The Power Of The Bowtie Model

The Bowtie Model helps visualize the best ways to reach your targets. You don’t need to just scale one piece of the bowtie to grow your revenue, and if you execute better in every piece of the bowtie puzzle, you can grow quite a bit faster without herculean feats of valor on the customer acquisition side.

The Bowtie Model offers marketers a big-picture view of the customer before and after the initial sale. Building a deep understanding of B2B decision-makers empowers marketing teams to efficiently engage with customers, improve the overall customer experience and build trust in the brand. It also encourages marketers to deeply understand customers throughout the business relationship, enabling them to create more informed and compelling campaigns.

5 Steps To Improve Your NRR

1. Shift your revenue paradigm from customer acquisition alone to LTV of a customer.

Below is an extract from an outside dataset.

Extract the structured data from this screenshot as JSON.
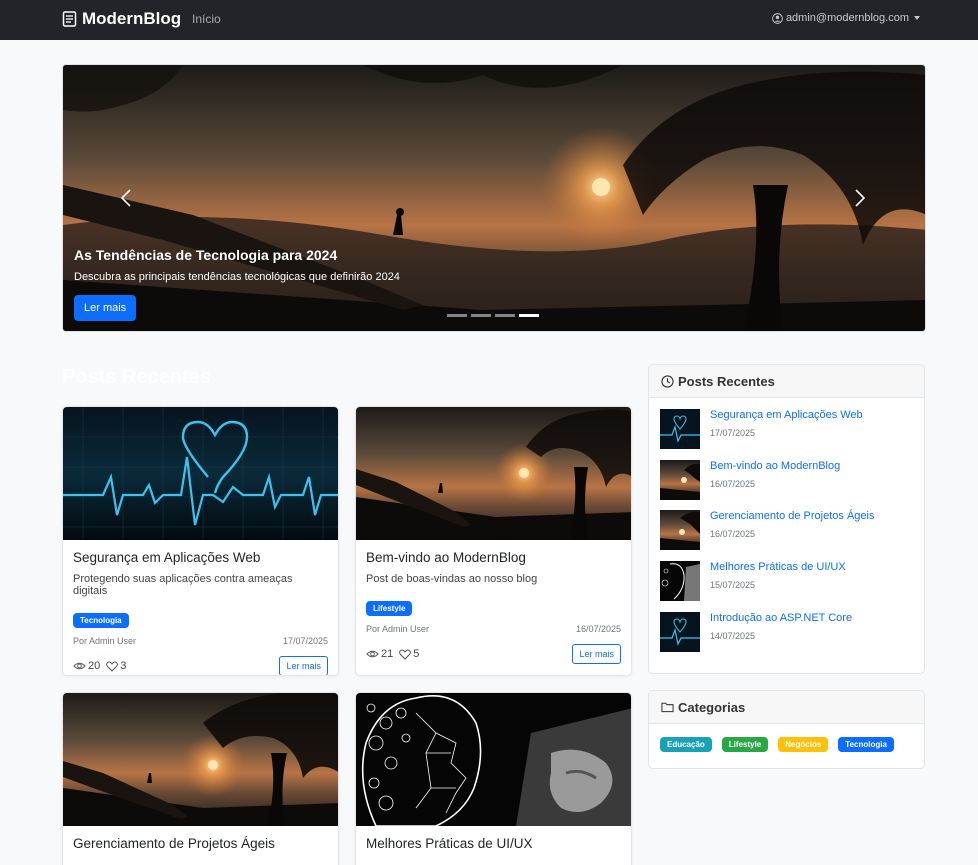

Activate your marketing efforts across the entire bowtie rather than focusing primarily on new logos. Quantify the effect you will have at every stage of the “bowtie” from acquisition throughout the entire lifecycle of a customer and look for ways to accelerate your impact.

2. Make revenue processes that you can replicate with an eye toward growing the long-term value of your customers

Remember, often companies rely on increases to boost revenue, but sometimes that can be detrimental. It’s possible to oversell customers with a higher ASP when, if you sold them at a lower amount, you might actually get a longer lifetime value out of them because they’ll be successful with the smaller amount. And then they’ll expand. And they’ll grow. And you’ll retain them.

3. Optimize revenue at each phase of the customer journey through great experiences that deliver impact

Create great experiences at each stage and touchpoint of the relationship rather than leaving off at solely optimizing everything around new local acquisition.

4. Align the goals, incentives and KPIs across the commercial team

If account executives get compensated solely on the initial deal size for a new logo, they’re going to try to extract every dollar possible on that initial deal versus what’s good for LTV of the customer. So, it’s critical for everyone on the commercial team to align with the appropriate incentives that match the goals.

5. Organize your teams for growth

Having a Chief Revenue Officer (CRO) with full-funnel revenue oversight is ideal to champion the effort. If there’s no CRO and there are multiple chiefs from various organizations, the CEO can create alignment between the groups, having the same definition of what it means to win and corresponding ways to measure success.

While customer acquisition costs might not decrease soon, marketers can still make a significant impact on revenue by supporting an NRR strategy. By nurturing and expanding existing customer relationships, focusing on their lifetime value, and aligning the entire team’s efforts, marketers can play a crucial role in driving sustained growth and success for their SaaS companies.

Joe McNeill is the CRO of Influ2, a person-based advertising company.